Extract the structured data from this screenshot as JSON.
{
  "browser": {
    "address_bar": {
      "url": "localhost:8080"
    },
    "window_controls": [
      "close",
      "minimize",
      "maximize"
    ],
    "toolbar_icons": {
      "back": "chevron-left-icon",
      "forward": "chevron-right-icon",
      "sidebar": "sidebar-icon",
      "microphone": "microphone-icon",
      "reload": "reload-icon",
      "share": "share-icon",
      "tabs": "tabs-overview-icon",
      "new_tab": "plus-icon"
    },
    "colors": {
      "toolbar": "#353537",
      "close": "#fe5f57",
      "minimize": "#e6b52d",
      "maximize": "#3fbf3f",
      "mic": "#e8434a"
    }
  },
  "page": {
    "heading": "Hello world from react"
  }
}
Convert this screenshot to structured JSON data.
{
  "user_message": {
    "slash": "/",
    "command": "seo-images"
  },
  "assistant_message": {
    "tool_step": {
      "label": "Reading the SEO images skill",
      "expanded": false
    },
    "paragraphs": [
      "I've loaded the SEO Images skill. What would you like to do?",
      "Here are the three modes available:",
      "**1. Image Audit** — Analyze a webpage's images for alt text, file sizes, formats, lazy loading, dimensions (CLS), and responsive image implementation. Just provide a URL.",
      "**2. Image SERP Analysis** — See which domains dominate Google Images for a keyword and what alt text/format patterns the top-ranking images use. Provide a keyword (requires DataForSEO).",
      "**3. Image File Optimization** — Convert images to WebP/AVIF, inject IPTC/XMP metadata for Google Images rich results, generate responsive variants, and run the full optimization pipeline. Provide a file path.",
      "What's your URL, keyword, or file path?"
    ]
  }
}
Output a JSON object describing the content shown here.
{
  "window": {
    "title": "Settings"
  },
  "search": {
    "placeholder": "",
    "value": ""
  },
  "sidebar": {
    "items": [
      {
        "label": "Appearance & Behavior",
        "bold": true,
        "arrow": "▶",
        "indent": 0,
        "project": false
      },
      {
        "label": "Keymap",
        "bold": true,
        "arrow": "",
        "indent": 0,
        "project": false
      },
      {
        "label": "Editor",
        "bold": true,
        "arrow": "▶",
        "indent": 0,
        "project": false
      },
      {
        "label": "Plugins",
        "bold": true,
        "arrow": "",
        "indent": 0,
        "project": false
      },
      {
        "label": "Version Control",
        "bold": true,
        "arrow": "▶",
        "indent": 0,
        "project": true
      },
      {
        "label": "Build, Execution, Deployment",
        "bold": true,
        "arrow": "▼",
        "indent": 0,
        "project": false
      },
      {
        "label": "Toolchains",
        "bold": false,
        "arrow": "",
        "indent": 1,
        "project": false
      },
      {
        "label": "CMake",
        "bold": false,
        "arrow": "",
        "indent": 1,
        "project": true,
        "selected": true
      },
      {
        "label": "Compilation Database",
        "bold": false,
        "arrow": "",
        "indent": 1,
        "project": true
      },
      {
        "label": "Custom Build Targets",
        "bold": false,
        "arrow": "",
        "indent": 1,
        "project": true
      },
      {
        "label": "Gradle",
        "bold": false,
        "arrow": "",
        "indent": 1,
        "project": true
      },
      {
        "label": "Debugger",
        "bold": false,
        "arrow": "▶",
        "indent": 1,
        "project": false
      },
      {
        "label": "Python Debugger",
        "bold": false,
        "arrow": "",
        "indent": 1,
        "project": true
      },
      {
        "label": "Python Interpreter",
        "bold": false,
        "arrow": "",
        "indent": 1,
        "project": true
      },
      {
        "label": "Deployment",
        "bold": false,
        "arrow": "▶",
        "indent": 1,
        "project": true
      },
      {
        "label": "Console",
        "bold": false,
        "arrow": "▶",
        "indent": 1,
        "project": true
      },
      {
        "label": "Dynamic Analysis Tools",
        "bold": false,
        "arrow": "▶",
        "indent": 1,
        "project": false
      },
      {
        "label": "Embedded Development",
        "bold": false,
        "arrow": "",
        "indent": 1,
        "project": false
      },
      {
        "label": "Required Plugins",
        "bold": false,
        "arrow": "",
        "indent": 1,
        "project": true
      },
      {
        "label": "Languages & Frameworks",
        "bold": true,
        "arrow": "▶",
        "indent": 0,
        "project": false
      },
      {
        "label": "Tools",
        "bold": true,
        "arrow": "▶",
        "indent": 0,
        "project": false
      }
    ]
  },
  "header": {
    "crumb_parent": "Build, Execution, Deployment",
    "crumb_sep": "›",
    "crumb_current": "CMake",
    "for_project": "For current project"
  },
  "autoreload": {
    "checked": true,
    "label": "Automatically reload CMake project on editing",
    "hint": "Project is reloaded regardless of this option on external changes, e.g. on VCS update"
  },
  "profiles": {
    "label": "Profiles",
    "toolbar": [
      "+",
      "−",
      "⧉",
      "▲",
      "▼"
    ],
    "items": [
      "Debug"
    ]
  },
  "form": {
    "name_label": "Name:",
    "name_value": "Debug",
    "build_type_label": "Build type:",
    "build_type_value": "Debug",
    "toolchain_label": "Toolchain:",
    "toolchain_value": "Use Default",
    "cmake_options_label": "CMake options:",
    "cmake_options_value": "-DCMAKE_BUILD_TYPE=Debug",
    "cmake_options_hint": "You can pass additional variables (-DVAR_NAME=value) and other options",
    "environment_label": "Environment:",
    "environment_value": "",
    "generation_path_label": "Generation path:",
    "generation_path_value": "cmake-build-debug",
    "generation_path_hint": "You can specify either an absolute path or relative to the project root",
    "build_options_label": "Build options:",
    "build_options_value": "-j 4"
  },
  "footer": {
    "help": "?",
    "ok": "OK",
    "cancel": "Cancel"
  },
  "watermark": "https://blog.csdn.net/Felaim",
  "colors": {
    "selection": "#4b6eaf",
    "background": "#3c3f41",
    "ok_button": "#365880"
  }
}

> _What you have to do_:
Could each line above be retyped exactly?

> _Problem solution_:
Extract the structured data from this screenshot as JSON.
{
  "browser": {
    "address_bar": {
      "url": "localhost:8080"
    },
    "window_controls": [
      "close",
      "minimize",
      "maximize"
    ],
    "toolbar_icons": {
      "back": "chevron-left-icon",
      "forward": "chevron-right-icon",
      "sidebar": "sidebar-icon",
      "microphone": "microphone-icon",
      "reload": "reload-icon",
      "share": "share-icon",
      "tabs": "tabs-overview-icon",
      "new_tab": "plus-icon"
    },
    "colors": {
      "toolbar": "#353537",
      "close": "#fe5f57",
      "minimize": "#e6b52d",
      "maximize": "#3fbf3f",
      "mic": "#e8434a"
    }
  },
  "page": {
    "heading": "Hello world from react"
  }
}
Convert this screenshot to structured JSON data.
{
  "user_message": {
    "slash": "/",
    "command": "seo-images"
  },
  "assistant_message": {
    "tool_step": {
      "label": "Reading the SEO images skill",
      "expanded": false
    },
    "paragraphs": [
      "I've loaded the SEO Images skill. What would you like to do?",
      "Here are the three modes available:",
      "**1. Image Audit** — Analyze a webpage's images for alt text, file sizes, formats, lazy loading, dimensions (CLS), and responsive image implementation. Just provide a URL.",
      "**2. Image SERP Analysis** — See which domains dominate Google Images for a keyword and what alt text/format patterns the top-ranking images use. Provide a keyword (requires DataForSEO).",
      "**3. Image File Optimization** — Convert images to WebP/AVIF, inject IPTC/XMP metadata for Google Images rich results, generate responsive variants, and run the full optimization pipeline. Provide a file path.",
      "What's your URL, keyword, or file path?"
    ]
  }
}
Output a JSON object describing the content shown here.
{
  "window": {
    "title": "Settings"
  },
  "search": {
    "placeholder": "",
    "value": ""
  },
  "sidebar": {
    "items": [
      {
        "label": "Appearance & Behavior",
        "bold": true,
        "arrow": "▶",
        "indent": 0,
        "project": false
      },
      {
        "label": "Keymap",
        "bold": true,
        "arrow": "",
        "indent": 0,
        "project": false
      },
      {
        "label": "Editor",
        "bold": true,
        "arrow": "▶",
        "indent": 0,
        "project": false
      },
      {
        "label": "Plugins",
        "bold": true,
        "arrow": "",
        "indent": 0,
        "project": false
      },
      {
        "label": "Version Control",
        "bold": true,
        "arrow": "▶",
        "indent": 0,
        "project": true
      },
      {
        "label": "Build, Execution, Deployment",
        "bold": true,
        "arrow": "▼",
        "indent": 0,
        "project": false
      },
      {
        "label": "Toolchains",
        "bold": false,
        "arrow": "",
        "indent": 1,
        "project": false
      },
      {
        "label": "CMake",
        "bold": false,
        "arrow": "",
        "indent": 1,
        "project": true,
        "selected": true
      },
      {
        "label": "Compilation Database",
        "bold": false,
        "arrow": "",
        "indent": 1,
        "project": true
      },
      {
        "label": "Custom Build Targets",
        "bold": false,
        "arrow": "",
        "indent": 1,
        "project": true
      },
      {
        "label": "Gradle",
        "bold": false,
        "arrow": "",
        "indent": 1,
        "project": true
      },
      {
        "label": "Debugger",
        "bold": false,
        "arrow": "▶",
        "indent": 1,
        "project": false
      },
      {
        "label": "Python Debugger",
        "bold": false,
        "arrow": "",
        "indent": 1,
        "project": true
      },
      {
        "label": "Python Interpreter",
        "bold": false,
        "arrow": "",
        "indent": 1,
        "project": true
      },
      {
        "label": "Deployment",
        "bold": false,
        "arrow": "▶",
        "indent": 1,
        "project": true
      },
      {
        "label": "Console",
        "bold": false,
        "arrow": "▶",
        "indent": 1,
        "project": true
      },
      {
        "label": "Dynamic Analysis Tools",
        "bold": false,
        "arrow": "▶",
        "indent": 1,
        "project": false
      },
      {
        "label": "Embedded Development",
        "bold": false,
        "arrow": "",
        "indent": 1,
        "project": false
      },
      {
        "label": "Required Plugins",
        "bold": false,
        "arrow": "",
        "indent": 1,
        "project": true
      },
      {
        "label": "Languages & Frameworks",
        "bold": true,
        "arrow": "▶",
        "indent": 0,
        "project": false
      },
      {
        "label": "Tools",
        "bold": true,
        "arrow": "▶",
        "indent": 0,
        "project": false
      }
    ]
  },
  "header": {
    "crumb_parent": "Build, Execution, Deployment",
    "crumb_sep": "›",
    "crumb_current": "CMake",
    "for_project": "For current project"
  },
  "autoreload": {
    "checked": true,
    "label": "Automatically reload CMake project on editing",
    "hint": "Project is reloaded regardless of this option on external changes, e.g. on VCS update"
  },
  "profiles": {
    "label": "Profiles",
    "toolbar": [
      "+",
      "−",
      "⧉",
      "▲",
      "▼"
    ],
    "items": [
      "Debug"
    ]
  },
  "form": {
    "name_label": "Name:",
    "name_value": "Debug",
    "build_type_label": "Build type:",
    "build_type_value": "Debug",
    "toolchain_label": "Toolchain:",
    "toolchain_value": "Use Default",
    "cmake_options_label": "CMake options:",
    "cmake_options_value": "-DCMAKE_BUILD_TYPE=Debug",
    "cmake_options_hint": "You can pass additional variables (-DVAR_NAME=value) and other options",
    "environment_label": "Environment:",
    "environment_value": "",
    "generation_path_label": "Generation path:",
    "generation_path_value": "cmake-build-debug",
    "generation_path_hint": "You can specify either an absolute path or relative to the project root",
    "build_options_label": "Build options:",
    "build_options_value": "-j 4"
  },
  "footer": {
    "help": "?",
    "ok": "OK",
    "cancel": "Cancel"
  },
  "watermark": "https://blog.csdn.net/Felaim",
  "colors": {
    "selection": "#4b6eaf",
    "background": "#3c3f41",
    "ok_button": "#365880"
  }
}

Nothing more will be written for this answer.